While you don’t condone the use of drugs and the Swiss knife was an oversight, you think the school overreacted. Anyway, doesn’t your son have any rights? And what can you do now?

While Illinois schools are bound by the Fourth Amendment prohibition against unreasonable searches and seizures, they may have greater leeway in conducting a search than your local police. For one thing, a school official need not obtain a search warrant provided he or she has reasonable grounds for believing that the search will turn up evidence that your child has violated school rules. For another, because lockers are considered school property, the school is allowed to randomly search your child’s locker.

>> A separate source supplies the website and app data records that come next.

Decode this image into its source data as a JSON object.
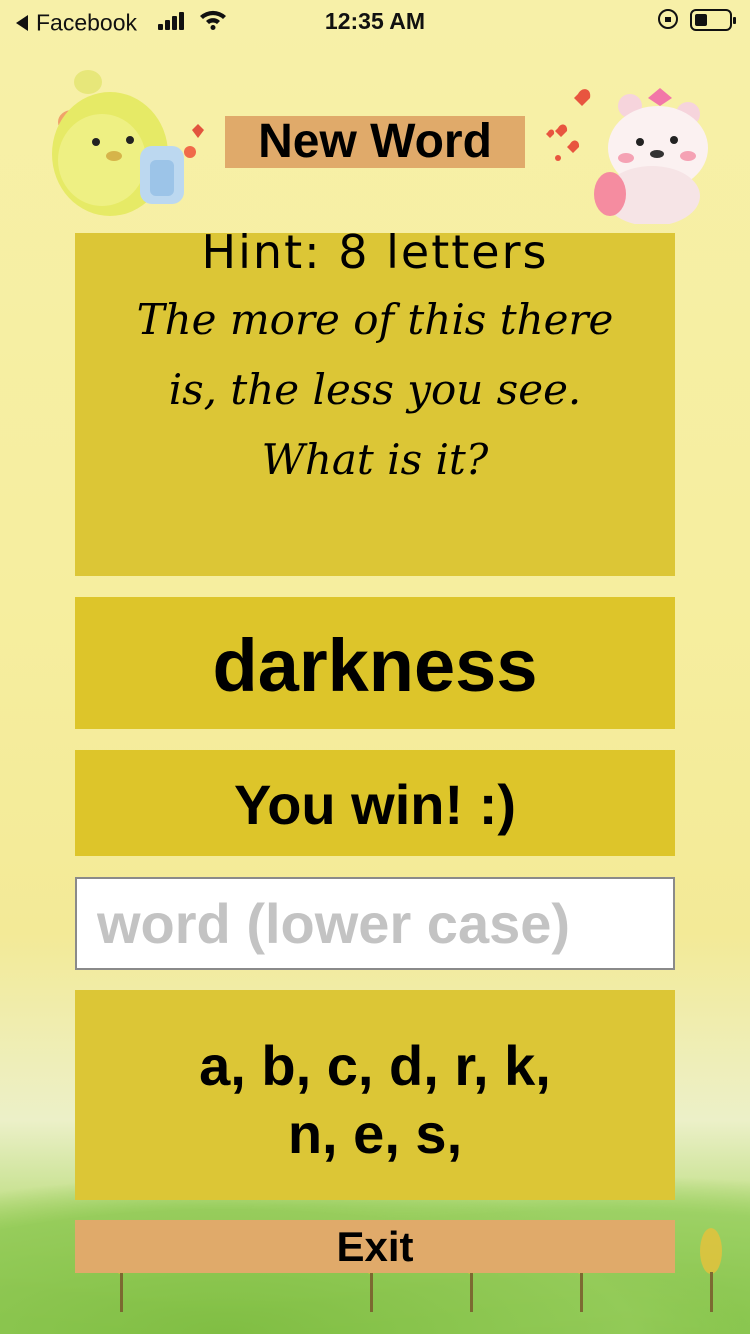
{
  "status_bar": {
    "back_app": "Facebook",
    "time": "12:35 AM",
    "battery_level": 0.35,
    "icons": [
      "back-arrow-icon",
      "signal-icon",
      "wifi-icon",
      "rotation-lock-icon",
      "battery-icon"
    ]
  },
  "header": {
    "new_word_label": "New Word"
  },
  "hint": {
    "title": "Hint: 8 letters",
    "text": "The more of this there is, the less you see. What is it?"
  },
  "game": {
    "word": "darkness",
    "result": "You win! :)"
  },
  "input": {
    "value": "",
    "placeholder": "word (lower case)"
  },
  "guessed_letters": {
    "line1": "a, b, c, d, r, k,",
    "line2": "n, e, s,"
  },
  "footer": {
    "exit_label": "Exit"
  },
  "colors": {
    "button_tan": "#e0aa6a",
    "card_gold": "#dcc636",
    "background": "#f7f0a8"
  }
}
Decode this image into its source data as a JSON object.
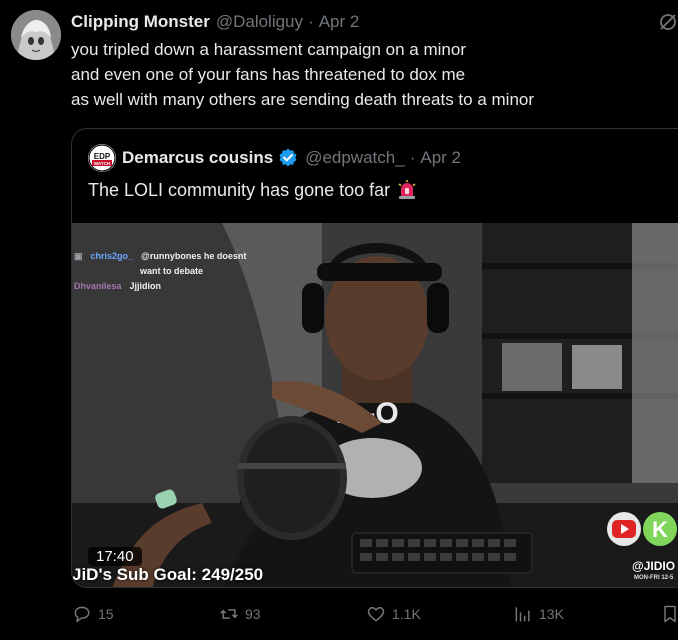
{
  "tweet": {
    "author_name": "Clipping Monster",
    "author_handle": "@Daloliguy",
    "separator": "·",
    "date": "Apr 2",
    "text_lines": [
      "you tripled down a harassment campaign on a minor",
      "and even one of your fans has threatened to dox me",
      "as well with many others are sending death threats to a minor"
    ]
  },
  "quote": {
    "author_name": "Demarcus cousins",
    "author_handle": "@edpwatch_",
    "separator": "·",
    "date": "Apr 2",
    "text": "The LOLI community has gone too far",
    "text_emoji": "🚨",
    "avatar_text": "EDP WATCH",
    "media": {
      "chat": [
        {
          "user": "chris2go_",
          "message": "@runnybones he doesnt"
        },
        {
          "user": "",
          "message": "want to debate"
        },
        {
          "user": "Dhvanilesa",
          "message": "Jjjidion"
        }
      ],
      "shirt_text": "ve-O",
      "timecode": "17:40",
      "sub_goal": "JiD's Sub Goal: 249/250",
      "brand_handle": "@JIDIO",
      "brand_schedule": "MON-FRI 12-5"
    }
  },
  "actions": {
    "reply_count": "15",
    "retweet_count": "93",
    "like_count": "1.1K",
    "view_count": "13K"
  },
  "colors": {
    "background": "#000000",
    "text": "#e7e9ea",
    "muted": "#71767b",
    "border": "#2f3336",
    "verified": "#1d9bf0"
  }
}
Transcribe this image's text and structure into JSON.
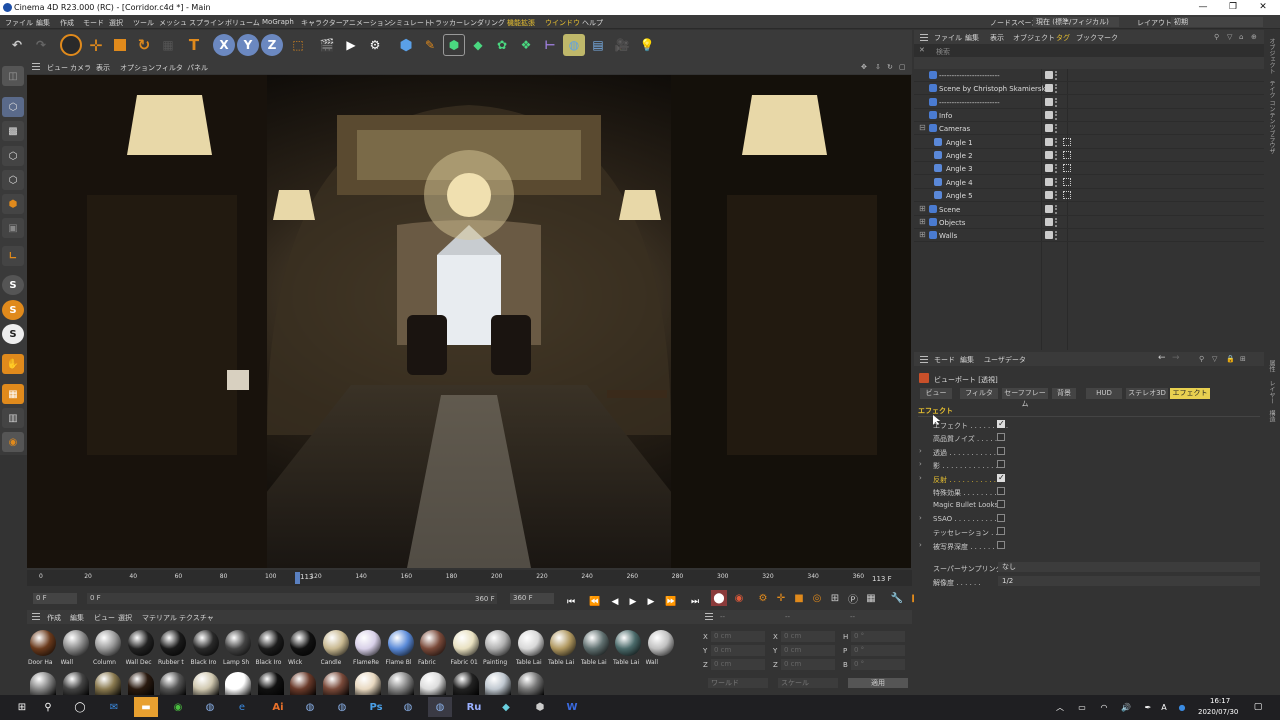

But this doesn’t mean that a school can get away with everything. The school cannot search your car without your permission if your child is a minor. If your child is an adult, he or she must consent to the search unless the school obtains a warrant. The school must also point to specific facts, which led officials to infer that your child had done something wrong.

If your child is being disciplined and/or prosecuted as a result of a search or seizure, there may still be hope. In Illinois, a school generally cannot suspend or expel your child without some form of hearing. Your are also entitled to a hearing in the criminal or juvenile court. An attorney can help evaluate your child’s case in order to determine the best defense strategy before the school and the criminal court. Did the school have the specific, articulated facts required to justify the search? Can the search of the car be suppressed because the school lacked the appropriate consent? Does your child have exclusive access to his locker or could someone else have slipped the drugs into it?

Whether the incident is or isn’t charged in a criminal or juvenile court, you and your child should not communicate with anyone but an attorney about the incident, whether by speaking, texting or emailing. Statements made to friends could end up as evidence against your child. Equally important, you and your child should refrain from discussing the incident on any Facebook, Myspace or similar pages. Any references to the incident should be removed.

If you have questions about your situation, feel free to contact Matt Keenan at 847-568-0160 or email matt@mattkeenanlaw.com for advice.